The lipstick palm is a striking palm tree that features eye-catching red stems and crown shafts. The slender green and red trunks produce upward arching green fronds of pinnate leaves and pale green flowers, followed by small black palm fruits. In cultivation, the small to medium-sized palm grows 13 to 26 ft. (4 – 8 m) tall.
Lipstick palms get their name from their brightly-colored shafts and stems. Other names for this exotic palm tree include red sealing wax palm, Rajah wax palm, and red candle wax plant.
Although this is a sought-after potted palm for landscaping, the lipstick palm is tricky to grow in gardens. The tropical palm isn’t tolerant of heat, drought, salt, or high winds. Also, it’s cold-sensitive and will die in temperatures below 50°F (10°C).
The beautiful palm is suitable for growing in USDA zones 10 and 11.
Bismarck Palm (Bismarckia nobilis)
In the picture: a young Bismarck tree. Bismarck palm tree has beautiful silvery gray foliage and is cold sensitive
The Bismarck palm is a striking landscaping palm tree due to its attractive thick trunk and steely-blue fan-shaped fronds that are almost round. The silver Bismarck fronds grow up to 4 ft. (1.2 m) wide and create a dramatic statement in a landscape.
The slow-growing silvery palm will eventually grow around 40 ft. (12 m) tall and 10 ft. (3 m) wide. The heat-loving palm is suitable for USDA growing zones 10 and 11.
As a potted palm tree, the Bismarck palm will grow for several years in a container. The best—and probably only—landscape use is as a spectacular specimen container plant. However, the vast girth of the palm tree means it will eventually grow too large to continue growing in a container.
How to Care for Potted Palm Tree
To successfully grow a potted palm in a garden landscape, choose a location with the correct sun exposure.
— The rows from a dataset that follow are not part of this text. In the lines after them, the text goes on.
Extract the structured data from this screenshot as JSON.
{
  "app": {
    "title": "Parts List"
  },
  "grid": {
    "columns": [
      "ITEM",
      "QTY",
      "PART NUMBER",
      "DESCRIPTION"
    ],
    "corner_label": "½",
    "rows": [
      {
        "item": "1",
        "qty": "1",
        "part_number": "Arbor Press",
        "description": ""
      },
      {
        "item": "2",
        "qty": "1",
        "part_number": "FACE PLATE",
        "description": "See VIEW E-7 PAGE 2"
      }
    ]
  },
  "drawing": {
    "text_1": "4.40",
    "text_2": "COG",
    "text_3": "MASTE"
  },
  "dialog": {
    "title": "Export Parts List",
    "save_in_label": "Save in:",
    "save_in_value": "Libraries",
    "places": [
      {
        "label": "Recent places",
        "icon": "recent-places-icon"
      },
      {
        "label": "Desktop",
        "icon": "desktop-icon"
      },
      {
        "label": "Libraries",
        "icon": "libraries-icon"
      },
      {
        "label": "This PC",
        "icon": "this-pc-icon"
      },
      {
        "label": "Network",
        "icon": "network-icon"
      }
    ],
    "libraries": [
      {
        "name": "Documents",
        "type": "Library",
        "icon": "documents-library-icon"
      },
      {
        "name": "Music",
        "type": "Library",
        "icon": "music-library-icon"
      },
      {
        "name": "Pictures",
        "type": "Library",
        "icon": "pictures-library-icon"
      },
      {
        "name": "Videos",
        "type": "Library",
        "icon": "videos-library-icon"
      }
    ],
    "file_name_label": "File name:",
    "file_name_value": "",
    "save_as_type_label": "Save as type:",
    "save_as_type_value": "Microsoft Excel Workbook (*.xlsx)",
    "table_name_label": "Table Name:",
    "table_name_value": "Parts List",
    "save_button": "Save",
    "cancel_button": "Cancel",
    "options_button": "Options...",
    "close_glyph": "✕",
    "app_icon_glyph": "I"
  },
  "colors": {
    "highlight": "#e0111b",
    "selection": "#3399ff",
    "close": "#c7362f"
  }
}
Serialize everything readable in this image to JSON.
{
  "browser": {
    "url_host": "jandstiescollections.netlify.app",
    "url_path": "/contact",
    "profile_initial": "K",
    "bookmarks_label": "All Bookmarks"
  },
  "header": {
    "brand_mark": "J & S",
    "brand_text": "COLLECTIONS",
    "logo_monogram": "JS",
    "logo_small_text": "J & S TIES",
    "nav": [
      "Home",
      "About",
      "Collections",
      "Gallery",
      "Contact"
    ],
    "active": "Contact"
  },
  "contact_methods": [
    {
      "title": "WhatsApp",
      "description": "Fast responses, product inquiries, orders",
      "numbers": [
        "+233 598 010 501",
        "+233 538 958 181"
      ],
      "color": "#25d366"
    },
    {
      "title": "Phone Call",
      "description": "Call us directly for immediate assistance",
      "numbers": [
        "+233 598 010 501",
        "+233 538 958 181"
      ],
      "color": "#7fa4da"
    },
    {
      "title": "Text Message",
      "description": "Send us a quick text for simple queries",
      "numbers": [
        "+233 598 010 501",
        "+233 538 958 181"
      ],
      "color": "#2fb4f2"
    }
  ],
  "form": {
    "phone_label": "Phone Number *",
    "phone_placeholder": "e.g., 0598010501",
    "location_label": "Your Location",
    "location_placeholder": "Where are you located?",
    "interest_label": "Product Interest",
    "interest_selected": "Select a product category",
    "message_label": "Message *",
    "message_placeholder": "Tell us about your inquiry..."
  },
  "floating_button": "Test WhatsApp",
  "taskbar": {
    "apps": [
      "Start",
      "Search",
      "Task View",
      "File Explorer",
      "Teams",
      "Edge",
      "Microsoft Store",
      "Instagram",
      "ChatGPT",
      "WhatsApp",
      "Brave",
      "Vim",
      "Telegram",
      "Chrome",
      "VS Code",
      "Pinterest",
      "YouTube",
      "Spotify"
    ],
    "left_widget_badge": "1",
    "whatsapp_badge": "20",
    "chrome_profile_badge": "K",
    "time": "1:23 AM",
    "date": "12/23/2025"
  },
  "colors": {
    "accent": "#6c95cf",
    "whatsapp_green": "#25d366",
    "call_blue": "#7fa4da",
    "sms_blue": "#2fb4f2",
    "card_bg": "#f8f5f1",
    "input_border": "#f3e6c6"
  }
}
The palm tree should grow in a loamy, well-draining potting mix that is consistently moist with regular watering. Keep the palm healthy by applying a slow-release fertilizer for palms in springtime.
How Often Should You Water Potted Palm Tree
Water a potted palm tree outdoors whenever the top 1” (2.5 cm) of soil is dry. Typically, it would be best to water the palm tree every two or three days during hot weather and less in winter. Ideally, the potting palm soil mix should be constantly moist without becoming too soggy.
To know when to water the potted palm tree, poke your finger an inch (2.5 cm) into the soil. If the soil feels slightly damp, wait a day or two before testing it again. Alternatively, you can use a soil moisture monitoring tool to know how often to water a potted palm tree.
When should you water a palm tree growing in a pot? The ideal time to water a container palm tree is morning or evening. This is when the sun isn’t too intense or hot, and there is less risk of leaf burn.
Generally, potted palm trees require more frequent watering than palm trees growing in the ground.
The Best Potting Soil for Outdoor Palm Trees Growing in Containers
The ideal potting mix for growing a small palm in a container should be light, loamy, and well-drained. To make a simple potting soil mix for palms, use half peat moss and half coarse sand or perlite. Alternatively, you can buy a commercial potting mix suitable for succulents and cacti.
- Types of Palm Trees – Identification
- Small or Dwarf Palm Trees
- How to Grow Indoor Palm Trees as Houseplants